Ahhhhh it really is an age old question, “with so many choices out there how can I be sure I am making the right one?”  This question has honestly become an entire marketing campaign for a major insurance company, as well as many other conglomerate businesses.  (I am sure you can figure out which ones I am talking about.)  For good reason this question is the root of their marketing campaign because of the truth that it bears.  The feeling is so relatable in so many different facets of life.  Really, think of your entire day in terms of the choices we have to make.  You wake up, hit the snooze or get up and at em. You get vertical and head to get some coffee.  More choices, do I get the seasonal pumpkin spice latte OR do I stick with my old reliable black americano that I drink everyday?  Pumpkin spice it is, why not enjoy the season.  Here you are about two hours into your day and you have had to make up your mind about 5 times, there are plenty more choices that are beckoning to be answered later on as well!

A funny example from my childhood was at the supermarket, I wouldn’t dare go to the grocery store to buy fruit that was not properly self inspected.  My mother was a notorious melon knocker, and in turn I now by association am a melon knocker.  She would pick every melon on the pallet up, raise the melon to her right ear, and then knock on it with her left hand as if she were trick or treating…. I must admit this was very embarrassing for me as a child in the supermarket with my mother, but guess who is a melon knocker now…. THIS GUY. (maybe next weeks blog will be an analysis on the theory of nature v. nurture) 

Point being is we are constantly surrounded by choices and a “field” of options.  It is for this reason I think the concept of picking the perfect pumpkin out of the pumpkin patch is so fitting.  I mean there is so much that goes into the perfect pumpkin. Color, shape, firmness, size, age….. The list goes on an on.

One of those options usually is better than all the others.  The same principle of superiority holds true across the spectrum of where these decisions exist, both inside and outside of the pumpkin patch..  I have come to find that these principles hold true when picking out your real estate professional as well.  There are pros and cons to all firms, agents, and scenarios but what I want to do is to try and arm you with the information so that when the time comes, you can choose what/who is right for you.  
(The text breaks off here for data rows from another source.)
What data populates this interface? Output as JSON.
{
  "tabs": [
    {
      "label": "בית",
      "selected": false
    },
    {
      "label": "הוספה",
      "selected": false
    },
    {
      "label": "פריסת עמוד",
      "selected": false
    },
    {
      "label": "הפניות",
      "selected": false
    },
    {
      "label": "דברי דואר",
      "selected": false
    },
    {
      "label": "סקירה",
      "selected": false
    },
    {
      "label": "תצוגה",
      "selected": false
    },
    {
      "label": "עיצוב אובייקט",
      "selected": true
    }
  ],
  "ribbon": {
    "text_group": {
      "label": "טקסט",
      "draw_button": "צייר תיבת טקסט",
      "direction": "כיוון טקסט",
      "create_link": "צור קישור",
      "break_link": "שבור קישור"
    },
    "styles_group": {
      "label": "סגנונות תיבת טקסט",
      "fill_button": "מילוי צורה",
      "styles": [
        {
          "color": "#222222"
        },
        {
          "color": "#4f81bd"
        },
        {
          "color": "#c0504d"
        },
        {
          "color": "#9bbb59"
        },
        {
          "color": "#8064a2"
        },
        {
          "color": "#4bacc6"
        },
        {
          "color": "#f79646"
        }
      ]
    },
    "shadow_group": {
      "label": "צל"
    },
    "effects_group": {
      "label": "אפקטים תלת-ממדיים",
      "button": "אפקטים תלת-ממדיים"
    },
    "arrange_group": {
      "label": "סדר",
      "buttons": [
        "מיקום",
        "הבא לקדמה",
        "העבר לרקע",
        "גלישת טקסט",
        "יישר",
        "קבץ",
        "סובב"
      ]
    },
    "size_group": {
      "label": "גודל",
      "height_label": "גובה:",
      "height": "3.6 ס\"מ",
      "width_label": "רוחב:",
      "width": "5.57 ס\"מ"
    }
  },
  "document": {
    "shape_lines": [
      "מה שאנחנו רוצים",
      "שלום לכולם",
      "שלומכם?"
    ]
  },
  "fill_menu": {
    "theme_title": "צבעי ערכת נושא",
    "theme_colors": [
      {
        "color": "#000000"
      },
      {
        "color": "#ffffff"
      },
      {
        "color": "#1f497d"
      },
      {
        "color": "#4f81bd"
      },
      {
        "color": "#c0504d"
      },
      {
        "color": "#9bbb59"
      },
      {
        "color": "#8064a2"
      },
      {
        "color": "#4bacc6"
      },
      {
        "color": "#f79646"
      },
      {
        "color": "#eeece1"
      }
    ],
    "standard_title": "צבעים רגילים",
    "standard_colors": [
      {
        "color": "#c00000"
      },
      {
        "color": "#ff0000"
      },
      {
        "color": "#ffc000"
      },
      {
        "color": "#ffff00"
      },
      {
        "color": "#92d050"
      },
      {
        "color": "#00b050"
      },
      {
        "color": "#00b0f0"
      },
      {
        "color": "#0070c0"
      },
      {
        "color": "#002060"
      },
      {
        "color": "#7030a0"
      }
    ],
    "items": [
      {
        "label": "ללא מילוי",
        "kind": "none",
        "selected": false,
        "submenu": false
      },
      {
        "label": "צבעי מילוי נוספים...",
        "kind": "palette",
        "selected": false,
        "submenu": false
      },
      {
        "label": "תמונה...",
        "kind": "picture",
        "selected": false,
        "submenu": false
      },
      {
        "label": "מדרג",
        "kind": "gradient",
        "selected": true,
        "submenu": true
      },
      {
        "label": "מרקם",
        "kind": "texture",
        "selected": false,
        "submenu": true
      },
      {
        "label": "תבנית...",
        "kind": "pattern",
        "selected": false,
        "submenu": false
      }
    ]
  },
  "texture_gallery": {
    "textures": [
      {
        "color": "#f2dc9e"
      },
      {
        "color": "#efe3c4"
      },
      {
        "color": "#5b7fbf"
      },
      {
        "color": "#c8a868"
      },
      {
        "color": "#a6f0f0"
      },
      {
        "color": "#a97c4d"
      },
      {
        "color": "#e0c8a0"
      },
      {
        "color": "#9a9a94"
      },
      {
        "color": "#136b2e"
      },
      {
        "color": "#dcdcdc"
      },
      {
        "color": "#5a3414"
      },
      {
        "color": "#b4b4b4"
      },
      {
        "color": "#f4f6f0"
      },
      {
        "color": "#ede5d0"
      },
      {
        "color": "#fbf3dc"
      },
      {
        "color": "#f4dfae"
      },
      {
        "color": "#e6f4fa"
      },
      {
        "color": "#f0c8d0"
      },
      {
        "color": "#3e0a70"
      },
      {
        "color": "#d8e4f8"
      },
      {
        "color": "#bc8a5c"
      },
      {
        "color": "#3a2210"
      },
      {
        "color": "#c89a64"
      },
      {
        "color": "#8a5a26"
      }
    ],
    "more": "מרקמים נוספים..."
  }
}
You know that little feeling you get inside of yourself deep down, call it instinct, intuition, or plainly just your gut.  That feeling is what I recommend that you listen to.  With that being said, the firm and person that you choose should be there to educate you.  I am not sure what you have been told or experienced in the past, but the real estate professional is there to coach you though.  Giving you options and laying out all of the possible outcomes to the decision that YOU get to make.  Notice I said that the decision is yours to make.  The professional tasked with helping you should never tell you what to do, only what you could do. Major difference there!  

On the other side of the coin any real estate professional worth their salt should CARE about more than their commission they are set to make off of this deal. A great quote I saw in a class I attended the other day went: 


“They (clients) do not care what you know, until they know that you care.”  


How TRUE! The agent, when under a representation contract,  is required to “act in the best interest of the client”. I make the mistake of assuming the best in people at times and that can come back to bite me.  The Code of Ethics does not say that they are required to care about the “success” of their client. How do you know the agent cares?  Same way you know that your friends and family cares of course!

Also I am a firm believer that “success” should be discussed in the very beginning of the representation agreement, that way agent and client are both on the same page for what the ultimate goal is with the property transaction. 


Do your best to go into a transaction with an agent who care about the success of your transaction.  Also note that minor blunders could be a result of poor communication, these minor mistakes do not always mean that your agent does not care, it could be quite the opposite.  Potentially they care so much that they are applying pressure to the situation, in turn making it bubble over.  Best way to fix the agents over application of pressure? As the message always is, just communicate!